This Road trip to Leh is a journey of a lifetime. Most Indian travellers long to witness the barren beauty of its mountains against the the vast azure skies. It was our turn to do it, This time around I was not travelling solo, I had ace photographer and a dear friend Ram Keshav with me. Our trip was for 15 days starting from Delhi to Jaipur to Chandigarh to Kalka to Manali to Leh and the Shivalik Regions and back again via two spectacularly scenic routes: via Manali and via Srinagar.
Delhi to Leh Road Trip Route (via Manali)
Delhi → Jaipur
We took the train in the leg of our journey.
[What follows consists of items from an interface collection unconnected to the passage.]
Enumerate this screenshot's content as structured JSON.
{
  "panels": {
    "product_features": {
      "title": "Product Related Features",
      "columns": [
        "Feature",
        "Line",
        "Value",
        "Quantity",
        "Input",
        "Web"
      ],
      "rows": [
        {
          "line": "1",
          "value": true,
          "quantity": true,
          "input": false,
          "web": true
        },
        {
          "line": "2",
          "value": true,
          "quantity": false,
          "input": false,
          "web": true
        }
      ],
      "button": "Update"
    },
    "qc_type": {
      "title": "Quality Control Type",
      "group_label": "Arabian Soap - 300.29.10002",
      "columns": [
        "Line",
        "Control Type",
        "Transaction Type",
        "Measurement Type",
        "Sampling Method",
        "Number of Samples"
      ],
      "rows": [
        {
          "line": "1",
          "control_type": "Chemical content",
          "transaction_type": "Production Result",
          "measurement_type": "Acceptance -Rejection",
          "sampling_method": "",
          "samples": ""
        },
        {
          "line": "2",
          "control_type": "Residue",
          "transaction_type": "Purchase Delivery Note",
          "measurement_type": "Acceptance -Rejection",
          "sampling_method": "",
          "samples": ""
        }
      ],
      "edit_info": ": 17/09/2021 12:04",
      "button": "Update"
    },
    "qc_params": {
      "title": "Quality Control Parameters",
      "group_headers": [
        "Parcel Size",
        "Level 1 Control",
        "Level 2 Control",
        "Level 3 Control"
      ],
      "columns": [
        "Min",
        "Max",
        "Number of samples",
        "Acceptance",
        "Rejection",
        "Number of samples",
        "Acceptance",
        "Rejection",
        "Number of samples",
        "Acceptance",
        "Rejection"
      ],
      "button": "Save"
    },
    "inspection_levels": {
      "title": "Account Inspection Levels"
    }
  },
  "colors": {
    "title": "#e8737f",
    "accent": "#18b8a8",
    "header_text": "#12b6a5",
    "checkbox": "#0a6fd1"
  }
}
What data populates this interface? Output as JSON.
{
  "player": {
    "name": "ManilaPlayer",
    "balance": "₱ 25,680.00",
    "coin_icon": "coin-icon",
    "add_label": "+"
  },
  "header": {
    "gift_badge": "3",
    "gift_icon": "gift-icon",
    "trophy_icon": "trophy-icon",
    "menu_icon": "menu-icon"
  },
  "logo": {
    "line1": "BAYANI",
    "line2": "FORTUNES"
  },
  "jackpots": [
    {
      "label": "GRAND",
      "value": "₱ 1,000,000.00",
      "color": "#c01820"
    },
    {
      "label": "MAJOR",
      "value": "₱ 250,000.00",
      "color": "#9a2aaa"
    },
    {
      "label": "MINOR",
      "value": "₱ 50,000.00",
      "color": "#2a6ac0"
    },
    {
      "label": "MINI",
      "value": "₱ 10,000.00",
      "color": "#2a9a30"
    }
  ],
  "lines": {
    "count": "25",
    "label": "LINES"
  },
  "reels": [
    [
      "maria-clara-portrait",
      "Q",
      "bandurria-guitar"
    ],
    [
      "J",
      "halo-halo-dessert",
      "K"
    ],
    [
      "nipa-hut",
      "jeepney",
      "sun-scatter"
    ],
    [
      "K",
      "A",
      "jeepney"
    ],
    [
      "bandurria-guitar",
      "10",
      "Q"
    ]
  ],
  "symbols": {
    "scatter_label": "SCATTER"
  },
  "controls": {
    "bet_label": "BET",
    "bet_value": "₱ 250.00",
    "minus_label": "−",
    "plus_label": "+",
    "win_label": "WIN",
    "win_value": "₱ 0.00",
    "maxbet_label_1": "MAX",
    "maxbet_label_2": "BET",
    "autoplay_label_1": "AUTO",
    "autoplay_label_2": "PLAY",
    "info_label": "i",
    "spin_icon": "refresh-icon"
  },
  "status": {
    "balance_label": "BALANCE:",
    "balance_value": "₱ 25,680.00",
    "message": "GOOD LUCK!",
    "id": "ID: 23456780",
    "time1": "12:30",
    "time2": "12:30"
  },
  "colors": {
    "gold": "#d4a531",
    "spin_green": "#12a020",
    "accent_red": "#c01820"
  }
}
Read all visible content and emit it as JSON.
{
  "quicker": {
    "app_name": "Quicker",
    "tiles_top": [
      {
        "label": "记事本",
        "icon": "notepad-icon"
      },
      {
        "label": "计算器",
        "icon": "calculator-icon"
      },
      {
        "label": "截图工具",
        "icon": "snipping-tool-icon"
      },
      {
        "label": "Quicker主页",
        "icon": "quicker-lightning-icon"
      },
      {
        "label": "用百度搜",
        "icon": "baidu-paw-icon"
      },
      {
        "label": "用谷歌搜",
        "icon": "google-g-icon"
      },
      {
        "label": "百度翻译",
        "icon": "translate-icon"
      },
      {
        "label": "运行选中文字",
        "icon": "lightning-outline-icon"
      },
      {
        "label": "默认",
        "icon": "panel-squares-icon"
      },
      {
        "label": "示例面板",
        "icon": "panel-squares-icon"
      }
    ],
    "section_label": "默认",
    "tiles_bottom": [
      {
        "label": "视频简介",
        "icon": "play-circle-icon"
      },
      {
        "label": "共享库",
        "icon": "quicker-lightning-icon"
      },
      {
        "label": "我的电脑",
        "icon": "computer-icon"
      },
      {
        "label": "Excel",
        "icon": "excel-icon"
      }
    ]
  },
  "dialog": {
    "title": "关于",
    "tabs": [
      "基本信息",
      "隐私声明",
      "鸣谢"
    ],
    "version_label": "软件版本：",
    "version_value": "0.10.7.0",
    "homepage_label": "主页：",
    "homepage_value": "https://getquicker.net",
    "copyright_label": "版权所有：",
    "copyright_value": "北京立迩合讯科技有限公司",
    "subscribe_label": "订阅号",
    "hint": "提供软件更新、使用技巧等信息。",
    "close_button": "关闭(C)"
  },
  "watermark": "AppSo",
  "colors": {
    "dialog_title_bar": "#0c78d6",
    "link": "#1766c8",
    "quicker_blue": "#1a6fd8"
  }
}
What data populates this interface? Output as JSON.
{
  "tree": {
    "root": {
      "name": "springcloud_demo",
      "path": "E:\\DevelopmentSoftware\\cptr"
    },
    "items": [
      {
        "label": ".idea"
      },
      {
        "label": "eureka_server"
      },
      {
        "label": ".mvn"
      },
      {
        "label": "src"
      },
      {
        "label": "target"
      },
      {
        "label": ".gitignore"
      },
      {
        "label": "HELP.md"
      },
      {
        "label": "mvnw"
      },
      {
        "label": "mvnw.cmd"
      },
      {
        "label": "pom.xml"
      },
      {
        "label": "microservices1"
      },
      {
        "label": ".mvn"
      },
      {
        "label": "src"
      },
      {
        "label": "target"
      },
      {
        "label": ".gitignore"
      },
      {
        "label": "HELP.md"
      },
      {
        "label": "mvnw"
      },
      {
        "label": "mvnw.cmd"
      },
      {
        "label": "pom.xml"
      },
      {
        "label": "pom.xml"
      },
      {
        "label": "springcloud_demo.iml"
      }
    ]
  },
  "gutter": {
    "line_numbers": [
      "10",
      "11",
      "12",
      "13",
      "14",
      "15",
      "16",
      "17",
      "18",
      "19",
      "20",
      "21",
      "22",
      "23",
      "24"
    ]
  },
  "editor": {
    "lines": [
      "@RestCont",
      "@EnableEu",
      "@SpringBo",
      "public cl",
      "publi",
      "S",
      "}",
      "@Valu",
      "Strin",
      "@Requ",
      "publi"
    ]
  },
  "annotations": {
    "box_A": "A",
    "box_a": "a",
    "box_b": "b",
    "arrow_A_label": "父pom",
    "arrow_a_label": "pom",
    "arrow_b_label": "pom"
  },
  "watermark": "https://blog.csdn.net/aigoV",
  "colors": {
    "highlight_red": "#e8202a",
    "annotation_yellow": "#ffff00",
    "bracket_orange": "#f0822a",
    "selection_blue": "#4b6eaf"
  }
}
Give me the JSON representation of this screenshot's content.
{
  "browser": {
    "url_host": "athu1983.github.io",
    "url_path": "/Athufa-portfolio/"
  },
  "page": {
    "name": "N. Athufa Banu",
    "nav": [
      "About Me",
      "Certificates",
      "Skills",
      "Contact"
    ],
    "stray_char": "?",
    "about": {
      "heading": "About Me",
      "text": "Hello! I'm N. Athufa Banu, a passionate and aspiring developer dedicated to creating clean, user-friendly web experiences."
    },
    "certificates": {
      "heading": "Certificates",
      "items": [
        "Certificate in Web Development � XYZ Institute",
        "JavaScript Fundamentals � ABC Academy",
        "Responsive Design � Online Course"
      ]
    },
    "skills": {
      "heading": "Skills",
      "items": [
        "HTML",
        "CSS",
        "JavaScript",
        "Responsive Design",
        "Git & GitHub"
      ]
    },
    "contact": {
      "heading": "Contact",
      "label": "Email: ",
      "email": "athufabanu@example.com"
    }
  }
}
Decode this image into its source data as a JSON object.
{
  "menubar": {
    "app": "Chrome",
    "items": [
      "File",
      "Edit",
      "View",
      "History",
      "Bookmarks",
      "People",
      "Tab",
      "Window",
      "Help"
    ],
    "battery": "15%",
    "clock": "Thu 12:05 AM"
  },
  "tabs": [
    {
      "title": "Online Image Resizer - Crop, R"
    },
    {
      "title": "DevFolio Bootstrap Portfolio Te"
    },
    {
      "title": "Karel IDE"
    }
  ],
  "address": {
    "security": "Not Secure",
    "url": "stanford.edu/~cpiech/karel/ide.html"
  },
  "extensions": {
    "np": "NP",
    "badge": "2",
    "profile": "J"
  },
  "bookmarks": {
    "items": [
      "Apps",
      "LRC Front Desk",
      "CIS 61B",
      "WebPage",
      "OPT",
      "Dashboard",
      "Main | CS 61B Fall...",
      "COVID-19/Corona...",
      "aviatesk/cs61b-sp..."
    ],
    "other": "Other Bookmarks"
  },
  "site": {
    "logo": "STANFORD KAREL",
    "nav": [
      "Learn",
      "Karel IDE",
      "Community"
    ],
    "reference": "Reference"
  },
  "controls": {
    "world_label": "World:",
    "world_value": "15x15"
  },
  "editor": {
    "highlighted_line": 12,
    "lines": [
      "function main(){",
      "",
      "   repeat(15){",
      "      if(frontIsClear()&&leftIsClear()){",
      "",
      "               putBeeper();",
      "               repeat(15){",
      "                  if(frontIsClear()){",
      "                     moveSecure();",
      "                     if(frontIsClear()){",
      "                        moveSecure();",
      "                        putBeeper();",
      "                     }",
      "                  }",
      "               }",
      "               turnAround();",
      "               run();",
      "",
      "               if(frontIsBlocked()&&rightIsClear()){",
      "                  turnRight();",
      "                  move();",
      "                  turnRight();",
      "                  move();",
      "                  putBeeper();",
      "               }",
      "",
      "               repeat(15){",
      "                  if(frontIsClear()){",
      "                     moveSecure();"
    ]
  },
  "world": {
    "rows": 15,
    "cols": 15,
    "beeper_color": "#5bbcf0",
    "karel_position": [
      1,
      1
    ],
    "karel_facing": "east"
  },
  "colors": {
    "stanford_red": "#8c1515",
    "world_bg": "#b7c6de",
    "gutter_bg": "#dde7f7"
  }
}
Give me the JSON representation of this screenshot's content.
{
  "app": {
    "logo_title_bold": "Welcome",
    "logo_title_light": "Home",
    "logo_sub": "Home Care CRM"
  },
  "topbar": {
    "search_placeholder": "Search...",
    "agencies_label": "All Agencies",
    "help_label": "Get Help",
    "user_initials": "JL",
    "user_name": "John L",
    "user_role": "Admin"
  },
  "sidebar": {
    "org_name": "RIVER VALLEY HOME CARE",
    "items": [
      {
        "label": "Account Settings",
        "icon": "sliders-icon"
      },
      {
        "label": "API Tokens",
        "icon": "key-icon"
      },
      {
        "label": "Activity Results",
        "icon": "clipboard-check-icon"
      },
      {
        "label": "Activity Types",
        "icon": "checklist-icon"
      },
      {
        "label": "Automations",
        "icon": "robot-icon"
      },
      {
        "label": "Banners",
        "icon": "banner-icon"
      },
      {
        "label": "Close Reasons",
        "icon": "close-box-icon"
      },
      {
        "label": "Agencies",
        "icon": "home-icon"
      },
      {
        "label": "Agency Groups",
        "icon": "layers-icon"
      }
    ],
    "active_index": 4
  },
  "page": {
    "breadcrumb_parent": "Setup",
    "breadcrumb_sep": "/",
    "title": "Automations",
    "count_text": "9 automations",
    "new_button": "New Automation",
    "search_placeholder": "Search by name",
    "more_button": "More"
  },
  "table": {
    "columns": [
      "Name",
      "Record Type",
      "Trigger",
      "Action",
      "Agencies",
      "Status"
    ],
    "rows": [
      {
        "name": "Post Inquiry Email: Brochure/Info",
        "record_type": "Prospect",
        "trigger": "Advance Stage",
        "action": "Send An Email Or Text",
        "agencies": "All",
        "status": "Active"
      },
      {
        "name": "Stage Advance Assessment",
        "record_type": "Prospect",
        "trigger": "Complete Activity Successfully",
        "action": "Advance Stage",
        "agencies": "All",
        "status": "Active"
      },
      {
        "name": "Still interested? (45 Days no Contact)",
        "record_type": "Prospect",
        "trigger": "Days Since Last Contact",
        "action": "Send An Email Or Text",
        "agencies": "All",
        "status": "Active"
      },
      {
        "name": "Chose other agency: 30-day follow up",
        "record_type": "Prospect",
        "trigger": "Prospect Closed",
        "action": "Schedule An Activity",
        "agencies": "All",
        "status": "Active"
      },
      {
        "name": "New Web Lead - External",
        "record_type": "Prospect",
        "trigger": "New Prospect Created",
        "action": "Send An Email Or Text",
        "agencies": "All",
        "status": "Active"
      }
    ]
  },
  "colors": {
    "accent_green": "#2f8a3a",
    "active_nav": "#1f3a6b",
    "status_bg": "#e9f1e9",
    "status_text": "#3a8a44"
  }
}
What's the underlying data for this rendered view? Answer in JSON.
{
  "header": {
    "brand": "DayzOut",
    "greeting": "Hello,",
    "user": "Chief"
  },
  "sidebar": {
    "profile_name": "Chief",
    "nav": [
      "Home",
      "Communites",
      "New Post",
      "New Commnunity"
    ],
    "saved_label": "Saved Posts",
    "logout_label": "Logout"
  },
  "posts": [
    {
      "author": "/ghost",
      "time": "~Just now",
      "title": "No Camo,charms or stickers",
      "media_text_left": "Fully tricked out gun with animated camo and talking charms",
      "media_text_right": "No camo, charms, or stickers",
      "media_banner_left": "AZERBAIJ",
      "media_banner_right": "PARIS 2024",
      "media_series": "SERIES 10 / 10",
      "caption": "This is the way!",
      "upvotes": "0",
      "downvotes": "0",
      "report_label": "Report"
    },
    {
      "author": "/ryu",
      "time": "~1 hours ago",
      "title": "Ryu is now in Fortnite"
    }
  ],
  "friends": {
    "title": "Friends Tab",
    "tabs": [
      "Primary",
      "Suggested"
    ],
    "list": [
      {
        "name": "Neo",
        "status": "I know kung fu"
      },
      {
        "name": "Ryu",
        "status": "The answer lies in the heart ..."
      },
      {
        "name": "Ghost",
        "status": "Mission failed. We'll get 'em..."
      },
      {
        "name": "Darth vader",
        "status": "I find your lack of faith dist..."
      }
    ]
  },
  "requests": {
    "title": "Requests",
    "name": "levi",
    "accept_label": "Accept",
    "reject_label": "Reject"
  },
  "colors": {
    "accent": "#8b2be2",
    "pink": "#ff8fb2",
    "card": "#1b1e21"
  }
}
The fastest and most convenient train from Delhi to Jaipur is the premium 12015 Ajmer Shatabdi Express. It departs New Delhi Railway Station at 6.05 a.m. and arrives at Jaipur at 10.40 a.m. the same day. This train has dynamic fare pricing, meaning the ticket cost will vary according to demand and available seats. The fare in Executive Chair (first class, seated, air-conditioned) is 1,303 rupees. AC Chair (chair car, seated, air-conditioned) ranges from 596 to 805 rupees. The train runs every day and meals are included. Cleanliness, punctuality, and ticket availability are excellent. There's also a Foreign Tourist Quota.
Our Journey originally started 2190kms away in the South of India in Chennai, After a 21hour train journey to Delhi, we set out to our next destination in Rajasthan. Next Stop: Pink City.
It’s hard to miss the pink in the ‘Pink City’ as Jaipur is fondly called. Jaipur is a fine representation of the regal grandiose that has always distinguished the state of Rajasthan. Home to opulent palaces, towering forts and holy temples, not only has Jaipur gracefully retained its royal roots but it proudly displays them for visitors to see and experience. Do not miss this city when you travel in India.
Jaipur → Chandigarh → Kalka → Shimla (via Shivalik Express)→ Manali (via NH3)
Once reaching Jaipur and after checking in to our hotel we went for a stroll to plan out our day trips in Jaipur and the local sightseeing. Both public and private transportation is easily available in Jaipur. From cycle rickshaws and local buses to air-conditioned radio cabs, take your pick! Also, the first phase of the rapid transit system, the Jaipur Metro, covers a distance of 9.6 kilometres from Mansarovar to Chandpole Bazaar.
Manali → Jispa (via Rohtang Pass)
Start out by 4 am from Manali to avoid the hordes visiting Rohtang Pass. On the way, you can see the iconic area, stop over at the Koksar Dhaba for lunch, put gas in the car at Tandi and head to Jispa. From Jispa, you’ll be headed to Sarchu, which is an important stopover. At an elevation of 14,500 metres, you can stay at the Army Base Camp from June to October.
Sarchu → Tanglang La → Leh
You’re almost there, once you leave Sarchu. But not before you traverse the Lachulungla Pass, from where you can see the entire Ladakh plateau. The rugged terrain then really begins, as you drive forward to Pang (where the highest army transit camp exists) and Tanglang La Pass (which, at 17585 feet above sea level, is claimed to be the second highest motorable road in India). By the evening, you will get to Leh.
What’s Leh Best Known For
Food: Momos, thukpa, tingmo, qahwa are all available here. No fancy restaurants, of course.
Camping: Plenty of camping places. Pangong Lake and Nubra Valley are favoured spots.
Trek: Not easy to do, but the Chadar Trek is beautiful, taking you over many frozen rivers.
Shopping: The Tibetan markets are great places to buy Tibetan items, foods and Pashmina.
Wildlife: Many in the area will be looking to catch a glimpse of the elusive snow leopard.
Museum: The Hall of Fame museum was constructed by the Indian Army to honour soldiers who died in the Indo-Pak wars.
Places to see
Pangong Tso Lake
Hemis National Park
Royal Leh Palace
Tso Moriri Lake